Problem description: Where in the records does the word "sender" occur? Copy each line in which it does.

Data:
==============================
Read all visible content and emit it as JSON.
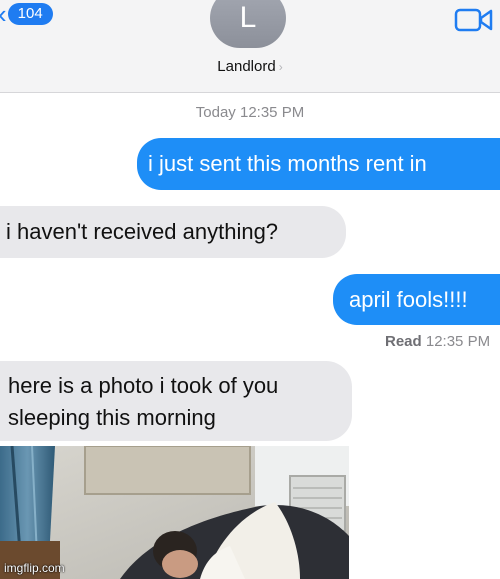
{
  "header": {
    "back_count": "104",
    "avatar_initial": "L",
    "contact_name": "Landlord"
  },
  "timestamp": {
    "day": "Today",
    "time": "12:35 PM"
  },
  "messages": [
    {
      "direction": "sent",
      "text": "i just sent this months rent in"
    },
    {
      "direction": "received",
      "text": "i haven't received anything?"
    },
    {
      "direction": "sent",
      "text": "april fools!!!!"
    },
    {
      "direction": "received",
      "text": "here is a photo i took of you sleeping this morning"
    }
  ],
  "read_receipt": {
    "label": "Read",
    "time": "12:35 PM"
  },
  "watermark": {
    "site": "imgflip.com"
  },
  "colors": {
    "sent_bubble": "#1e8ef7",
    "received_bubble": "#e8e8eb",
    "accent": "#1f7cf1"
  }
}
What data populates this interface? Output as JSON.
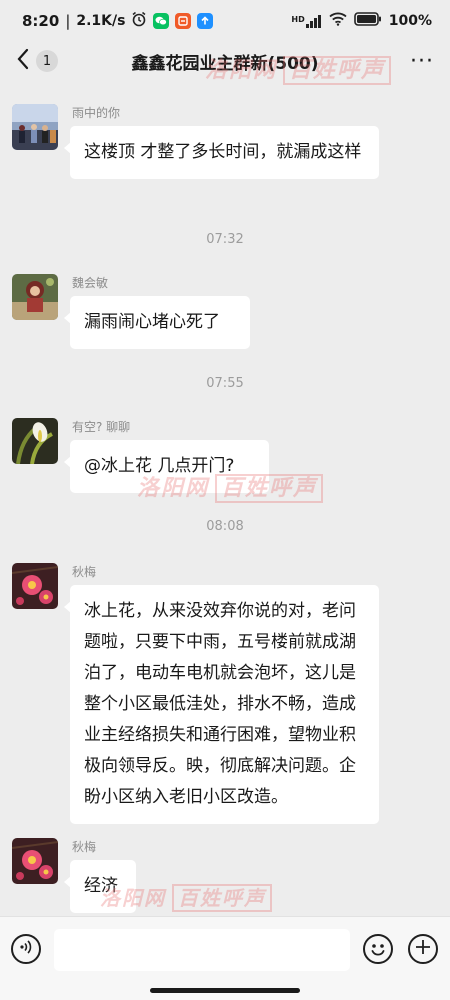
{
  "status_bar": {
    "time": "8:20",
    "network_speed": "2.1K/s",
    "signal_type": "HD",
    "battery": "100%",
    "icons": [
      "alarm-icon",
      "wechat-icon",
      "app-icon",
      "upload-icon",
      "signal-icon",
      "wifi-icon",
      "battery-icon"
    ]
  },
  "nav": {
    "unread_count": "1",
    "title": "鑫鑫花园业主群新(500)",
    "more_label": "···"
  },
  "messages": [
    {
      "sender": "雨中的你",
      "text": "这楼顶 才整了多长时间，就漏成这样"
    },
    {
      "time": "07:32"
    },
    {
      "sender": "魏会敏",
      "text": "漏雨闹心堵心死了"
    },
    {
      "time": "07:55"
    },
    {
      "sender": "有空? 聊聊",
      "text": "@冰上花  几点开门?"
    },
    {
      "time": "08:08"
    },
    {
      "sender": "秋梅",
      "text": "冰上花，从来没效弃你说的对，老问题啦，只要下中雨，五号楼前就成湖泊了，电动车电机就会泡坏，这儿是整个小区最低洼处，排水不畅，造成业主经络损失和通行困难，望物业积极向领导反。映，彻底解决问题。企盼小区纳入老旧小区改造。"
    },
    {
      "sender": "秋梅",
      "text": "经济"
    }
  ],
  "watermark": {
    "site": "洛阳网",
    "column": "百姓呼声"
  },
  "input_bar": {
    "placeholder": "",
    "icons": [
      "voice-icon",
      "emoji-icon",
      "plus-icon"
    ]
  },
  "colors": {
    "background": "#ededed",
    "bubble": "#ffffff",
    "watermark": "#e66e6e"
  }
}
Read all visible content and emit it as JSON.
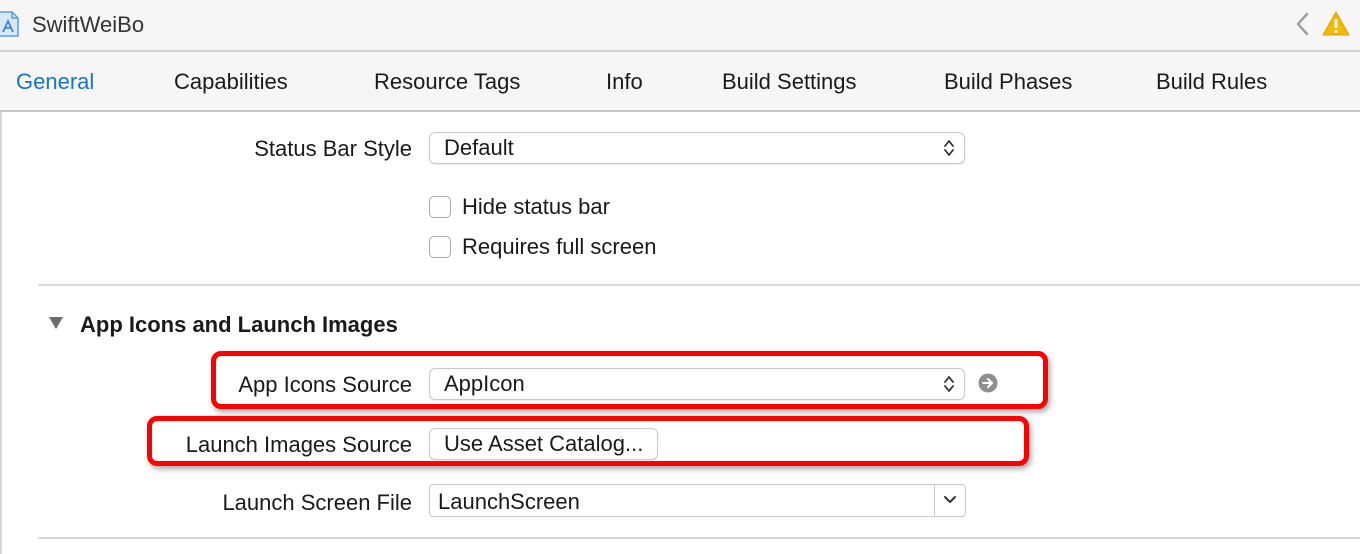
{
  "window": {
    "project_name": "SwiftWeiBo",
    "project_icon": "xcode-project-icon",
    "nav_icon": "chevron-left-icon",
    "warning_icon": "warning-triangle-icon"
  },
  "tabs": [
    {
      "label": "General",
      "active": true
    },
    {
      "label": "Capabilities",
      "active": false
    },
    {
      "label": "Resource Tags",
      "active": false
    },
    {
      "label": "Info",
      "active": false
    },
    {
      "label": "Build Settings",
      "active": false
    },
    {
      "label": "Build Phases",
      "active": false
    },
    {
      "label": "Build Rules",
      "active": false
    }
  ],
  "status_bar": {
    "label": "Status Bar Style",
    "value": "Default",
    "hide_label": "Hide status bar",
    "hide_checked": false,
    "fullscreen_label": "Requires full screen",
    "fullscreen_checked": false
  },
  "app_icons_section": {
    "title": "App Icons and Launch Images",
    "expanded": true,
    "app_icons_label": "App Icons Source",
    "app_icons_value": "AppIcon",
    "launch_images_label": "Launch Images Source",
    "launch_images_button": "Use Asset Catalog...",
    "launch_screen_label": "Launch Screen File",
    "launch_screen_value": "LaunchScreen"
  },
  "colors": {
    "accent": "#1a73c9",
    "highlight": "#ff0000",
    "warning": "#f5b800"
  }
}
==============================
Answer to this exercise:
      "sender": "雨中的你",
      "sender": "魏会敏",
      "sender": "有空? 聊聊",
      "sender": "秋梅",
      "sender": "秋梅",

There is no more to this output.